Lawrence Berkeley National Laboratory
ESPP Computational Core Overview
- Author(s): Dehal, Paramvir S.
- et al.
Background: The VIMSS Computational Core group is responsible for data management, data integration, data analysis, and comparative and evolutionary genomic analysis of the data for the VIMSS project. We have expanded and extended our existing tools sets for comparative and evolutionary genomics and microarray analysis as well as creating new tools for our proteomic and metabolomic data sets. Our analysis has been incorporated into our comparative genomics website MicrobesOnline (http://www.microbesonline.org) and made available to the wider research community. By taking advantage of the diverse functional and comparative datasets, we have been able to pursue large evolutionary studies. Data Analysis: During the course of analysis of various stress responses of DvH, the computational core has continued to develop new statistical analyses of data that take advantage of the predicted regulatory structures (operons, regulons, etc.) from our comparative analyses. This year we have used these analyses to investigate the response of DvH to oxygen stress and pH stress. Our analysis has focused on the combined results from both transcriptomic and proteomic datasets to interpret oxygen stress. Additionally, we have worked with metabolomic datasets within the framework of predicted metabolic activities to find missing pathway members.
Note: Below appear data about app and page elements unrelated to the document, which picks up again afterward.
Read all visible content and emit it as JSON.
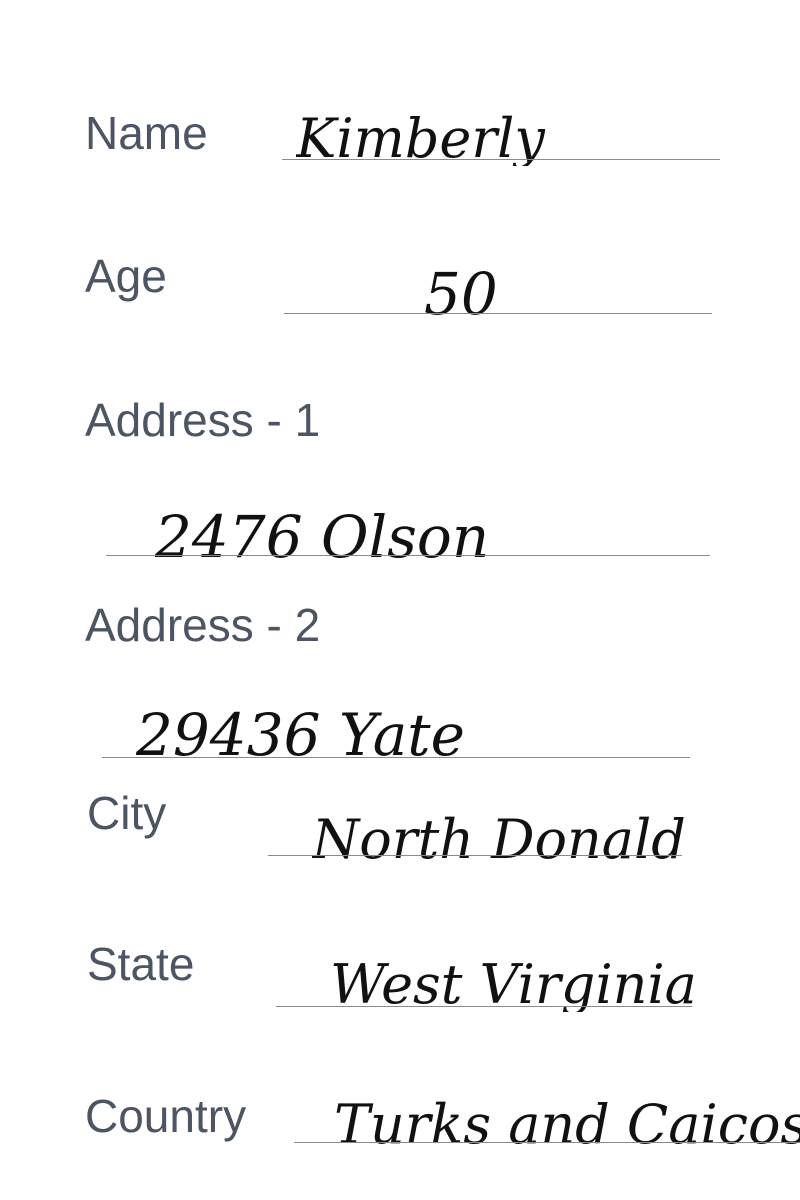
{
  "form": {
    "name_label": "Name",
    "name_value": "Kimberly",
    "age_label": "Age",
    "age_value": "50",
    "address1_label": "Address - 1",
    "address1_value": "2476 Olson",
    "address2_label": "Address - 2",
    "address2_value": "29436 Yate",
    "city_label": "City",
    "city_value": "North Donald",
    "state_label": "State",
    "state_value": "West Virginia",
    "country_label": "Country",
    "country_value": "Turks and Caicos Is"
  }
}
Data Management: All data generated by ESPP continues to be stored in our Experimental Information and Data Repository (http://vimss.lbl.gov/EIDR/). Researches have access to datasets from biomass production, growth curves, image data, mass spec data, phenotype microarray data and transcriptomic, proteomic and metabolomic data. New functionality has been added for storage of information relating to mutants and protein complex data, in addition to new visualization for assessing existing data sets such as the phenotype microarrays. The MicrobesOnline Database: The MicrobesOnline database (http://www.microbesonline.org) currently holds over 700 microbial genomes and will be updated quarterly, providing an important comparative genomics resource to the community. New functionality added this year includes the addition of a thousands of phage genomes and plasmids, an updated user interface for the phylogenetic tree based genome browser that allows users to view their genes and genomes of interest within an evolutionary framework, tools to compare multiple microarray expression data across genes and genomes, addition of external microarray data from the Many Microbial Microarrays Database, integration with the RegTransBase of experimentally verified regulatory binding sites and links to three dimensional protein structures of proteins and their close relatives. MicrobesOnline continues to provide an interface for genome annotation, which like all the tools reported here, is freely available to the scientific community. To keep up with the rapidly expanding set of sequenced genomes, we have begun to investigate methods for accelerating our annotation pipeline. In particular we have completed work on methods to speed up the most time consuming process, homology searching through HMM alignments and all against all BLAST. These methods now enable us to deal with the many millions of gene sequences generated from metagenomics. Over the next year, several new features will be added to the MicrobesOnline resource. Microarray expression data will be added from the NCBI GEO database, in addition to datasets generated from the VIMSS team. To supplement the analysis tools we already have, enrichment of functional genes and operon-wise analysis, we will provide tools for comparing multiple experiments across multiple genomes. We will also expand our regulatory binding motif search to incorporate co-expression data to support predictions. Evolutionary Analysis: The computational core continues work on understanding the evolution of regulatory networks. Transcription factors form large para